Gather up every line from the entries below that uses the word "kind".

------ THE DATA

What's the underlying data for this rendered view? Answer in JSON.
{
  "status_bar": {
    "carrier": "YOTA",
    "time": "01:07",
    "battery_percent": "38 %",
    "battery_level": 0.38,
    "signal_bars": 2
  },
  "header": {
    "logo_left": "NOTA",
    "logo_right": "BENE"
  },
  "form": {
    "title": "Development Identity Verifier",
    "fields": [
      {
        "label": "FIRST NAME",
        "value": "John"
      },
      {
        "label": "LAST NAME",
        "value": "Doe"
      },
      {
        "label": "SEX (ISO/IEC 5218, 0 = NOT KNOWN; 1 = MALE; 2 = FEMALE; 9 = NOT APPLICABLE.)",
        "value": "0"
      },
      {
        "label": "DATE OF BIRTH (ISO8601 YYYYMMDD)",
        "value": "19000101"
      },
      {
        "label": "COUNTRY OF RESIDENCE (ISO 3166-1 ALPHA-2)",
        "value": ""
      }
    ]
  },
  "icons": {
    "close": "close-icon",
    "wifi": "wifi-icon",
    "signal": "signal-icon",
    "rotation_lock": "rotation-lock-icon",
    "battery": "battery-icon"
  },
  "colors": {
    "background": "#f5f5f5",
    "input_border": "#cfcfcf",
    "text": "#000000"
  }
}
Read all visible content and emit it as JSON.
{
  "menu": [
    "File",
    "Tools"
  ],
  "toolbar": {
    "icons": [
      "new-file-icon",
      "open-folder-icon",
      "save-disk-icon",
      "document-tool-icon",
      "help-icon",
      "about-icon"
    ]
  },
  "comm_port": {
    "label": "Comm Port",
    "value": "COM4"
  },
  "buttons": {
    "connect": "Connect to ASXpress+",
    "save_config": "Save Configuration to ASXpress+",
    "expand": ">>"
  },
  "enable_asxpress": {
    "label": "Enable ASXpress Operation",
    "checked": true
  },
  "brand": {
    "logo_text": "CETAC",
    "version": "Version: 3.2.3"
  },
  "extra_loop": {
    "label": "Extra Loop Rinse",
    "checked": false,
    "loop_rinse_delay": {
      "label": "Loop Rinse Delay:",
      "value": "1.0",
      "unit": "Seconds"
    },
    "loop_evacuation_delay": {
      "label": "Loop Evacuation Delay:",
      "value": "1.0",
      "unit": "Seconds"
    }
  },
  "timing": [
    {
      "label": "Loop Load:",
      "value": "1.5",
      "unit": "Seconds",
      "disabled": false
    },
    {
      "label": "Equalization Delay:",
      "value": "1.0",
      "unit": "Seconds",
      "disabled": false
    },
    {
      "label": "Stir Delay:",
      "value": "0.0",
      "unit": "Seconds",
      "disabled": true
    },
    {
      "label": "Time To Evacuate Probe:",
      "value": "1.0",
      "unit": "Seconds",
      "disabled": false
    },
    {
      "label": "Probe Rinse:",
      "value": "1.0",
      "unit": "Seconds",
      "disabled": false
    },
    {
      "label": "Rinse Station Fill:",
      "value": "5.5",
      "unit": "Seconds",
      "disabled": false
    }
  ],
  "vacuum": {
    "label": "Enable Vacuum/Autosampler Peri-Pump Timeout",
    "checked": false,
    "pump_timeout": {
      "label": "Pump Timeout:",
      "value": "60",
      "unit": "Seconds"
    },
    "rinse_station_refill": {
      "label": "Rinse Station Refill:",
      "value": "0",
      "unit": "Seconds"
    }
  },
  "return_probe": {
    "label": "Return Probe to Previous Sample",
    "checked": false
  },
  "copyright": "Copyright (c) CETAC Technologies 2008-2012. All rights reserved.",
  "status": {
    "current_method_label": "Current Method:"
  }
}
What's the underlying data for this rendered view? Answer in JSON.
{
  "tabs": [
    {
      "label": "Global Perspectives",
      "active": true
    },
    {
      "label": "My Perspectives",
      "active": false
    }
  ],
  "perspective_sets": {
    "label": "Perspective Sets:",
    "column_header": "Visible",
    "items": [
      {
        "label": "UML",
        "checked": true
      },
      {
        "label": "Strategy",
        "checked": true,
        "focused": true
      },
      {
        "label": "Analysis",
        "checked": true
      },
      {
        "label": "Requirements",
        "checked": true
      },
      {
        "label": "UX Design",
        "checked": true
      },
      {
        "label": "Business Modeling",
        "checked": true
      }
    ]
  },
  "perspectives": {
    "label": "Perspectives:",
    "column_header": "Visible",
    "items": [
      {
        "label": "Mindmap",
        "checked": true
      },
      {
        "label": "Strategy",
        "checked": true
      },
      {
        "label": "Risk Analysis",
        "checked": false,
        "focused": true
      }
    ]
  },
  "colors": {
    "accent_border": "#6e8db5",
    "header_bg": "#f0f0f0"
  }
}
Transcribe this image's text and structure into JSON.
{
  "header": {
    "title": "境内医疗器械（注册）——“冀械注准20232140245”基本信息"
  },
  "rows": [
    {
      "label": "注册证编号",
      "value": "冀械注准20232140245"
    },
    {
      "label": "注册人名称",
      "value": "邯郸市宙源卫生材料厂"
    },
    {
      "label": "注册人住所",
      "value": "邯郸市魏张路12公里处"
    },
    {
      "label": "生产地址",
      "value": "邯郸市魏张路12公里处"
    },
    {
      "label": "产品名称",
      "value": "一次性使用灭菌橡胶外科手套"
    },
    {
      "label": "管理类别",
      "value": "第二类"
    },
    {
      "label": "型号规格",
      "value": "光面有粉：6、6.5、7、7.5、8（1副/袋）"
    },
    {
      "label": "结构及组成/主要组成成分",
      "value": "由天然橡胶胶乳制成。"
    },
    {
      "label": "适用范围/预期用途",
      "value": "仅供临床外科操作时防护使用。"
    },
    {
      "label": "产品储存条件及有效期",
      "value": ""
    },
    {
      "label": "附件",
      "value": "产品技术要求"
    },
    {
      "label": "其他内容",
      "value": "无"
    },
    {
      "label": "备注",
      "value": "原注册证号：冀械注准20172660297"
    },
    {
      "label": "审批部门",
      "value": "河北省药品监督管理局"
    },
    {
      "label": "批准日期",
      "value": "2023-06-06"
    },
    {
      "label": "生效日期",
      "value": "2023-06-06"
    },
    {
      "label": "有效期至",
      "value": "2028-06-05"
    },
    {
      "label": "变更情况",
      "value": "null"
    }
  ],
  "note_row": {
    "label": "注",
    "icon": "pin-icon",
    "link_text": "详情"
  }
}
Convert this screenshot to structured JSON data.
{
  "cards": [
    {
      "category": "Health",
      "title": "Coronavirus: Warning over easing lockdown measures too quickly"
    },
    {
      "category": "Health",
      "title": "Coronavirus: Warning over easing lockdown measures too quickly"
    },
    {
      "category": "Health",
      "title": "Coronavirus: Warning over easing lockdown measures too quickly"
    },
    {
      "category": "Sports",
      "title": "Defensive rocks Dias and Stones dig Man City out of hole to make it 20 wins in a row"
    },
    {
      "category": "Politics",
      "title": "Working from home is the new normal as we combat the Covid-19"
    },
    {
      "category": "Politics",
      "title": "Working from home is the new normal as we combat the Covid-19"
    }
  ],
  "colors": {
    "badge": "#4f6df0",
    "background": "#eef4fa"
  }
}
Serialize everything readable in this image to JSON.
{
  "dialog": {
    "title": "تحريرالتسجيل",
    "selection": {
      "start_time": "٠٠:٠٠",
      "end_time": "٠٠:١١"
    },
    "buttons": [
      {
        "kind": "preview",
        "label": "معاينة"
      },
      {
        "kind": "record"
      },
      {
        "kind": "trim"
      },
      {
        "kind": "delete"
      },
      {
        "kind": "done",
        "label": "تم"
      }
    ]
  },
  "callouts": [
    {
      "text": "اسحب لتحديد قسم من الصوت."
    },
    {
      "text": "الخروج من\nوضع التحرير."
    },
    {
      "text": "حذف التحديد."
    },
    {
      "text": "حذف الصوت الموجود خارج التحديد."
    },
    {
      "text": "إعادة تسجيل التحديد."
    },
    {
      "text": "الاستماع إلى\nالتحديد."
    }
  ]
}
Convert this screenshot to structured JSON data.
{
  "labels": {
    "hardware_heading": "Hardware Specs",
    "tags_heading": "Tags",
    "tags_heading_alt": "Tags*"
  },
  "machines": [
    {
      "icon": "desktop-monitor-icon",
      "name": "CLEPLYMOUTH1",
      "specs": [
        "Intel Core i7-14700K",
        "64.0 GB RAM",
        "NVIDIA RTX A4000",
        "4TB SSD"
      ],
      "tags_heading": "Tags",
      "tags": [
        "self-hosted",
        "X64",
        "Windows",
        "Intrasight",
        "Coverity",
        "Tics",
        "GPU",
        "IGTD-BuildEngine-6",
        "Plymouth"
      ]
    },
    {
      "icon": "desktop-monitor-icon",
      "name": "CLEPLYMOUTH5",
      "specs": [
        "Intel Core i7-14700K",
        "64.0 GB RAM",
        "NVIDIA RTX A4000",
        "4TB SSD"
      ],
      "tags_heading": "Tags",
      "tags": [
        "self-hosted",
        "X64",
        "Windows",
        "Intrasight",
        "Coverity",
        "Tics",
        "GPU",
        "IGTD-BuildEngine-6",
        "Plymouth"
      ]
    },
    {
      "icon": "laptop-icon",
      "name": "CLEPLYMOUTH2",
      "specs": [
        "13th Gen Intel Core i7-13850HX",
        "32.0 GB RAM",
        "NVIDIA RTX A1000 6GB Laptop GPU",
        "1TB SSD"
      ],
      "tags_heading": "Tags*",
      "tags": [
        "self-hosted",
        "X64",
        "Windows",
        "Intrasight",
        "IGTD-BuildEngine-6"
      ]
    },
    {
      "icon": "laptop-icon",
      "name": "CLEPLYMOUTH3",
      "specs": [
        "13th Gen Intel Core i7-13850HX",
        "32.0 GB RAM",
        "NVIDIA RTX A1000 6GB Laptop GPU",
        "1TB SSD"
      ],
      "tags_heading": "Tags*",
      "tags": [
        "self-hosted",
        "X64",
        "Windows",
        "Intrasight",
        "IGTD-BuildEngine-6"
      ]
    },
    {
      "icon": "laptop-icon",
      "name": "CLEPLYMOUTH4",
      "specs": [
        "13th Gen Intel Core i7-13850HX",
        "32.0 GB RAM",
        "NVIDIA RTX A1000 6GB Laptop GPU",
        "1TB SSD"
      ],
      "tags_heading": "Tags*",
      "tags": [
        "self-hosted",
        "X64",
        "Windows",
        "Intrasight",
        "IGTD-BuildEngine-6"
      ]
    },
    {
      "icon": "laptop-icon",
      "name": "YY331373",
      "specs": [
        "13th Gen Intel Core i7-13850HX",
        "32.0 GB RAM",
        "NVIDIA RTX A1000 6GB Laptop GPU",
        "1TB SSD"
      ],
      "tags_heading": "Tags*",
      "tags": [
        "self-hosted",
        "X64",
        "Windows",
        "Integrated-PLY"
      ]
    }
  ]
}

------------

» **ANSWER FOR THIS EXERCISE**
        "kind": "preview",
        "kind": "record"
        "kind": "trim"
        "kind": "delete"
        "kind": "done",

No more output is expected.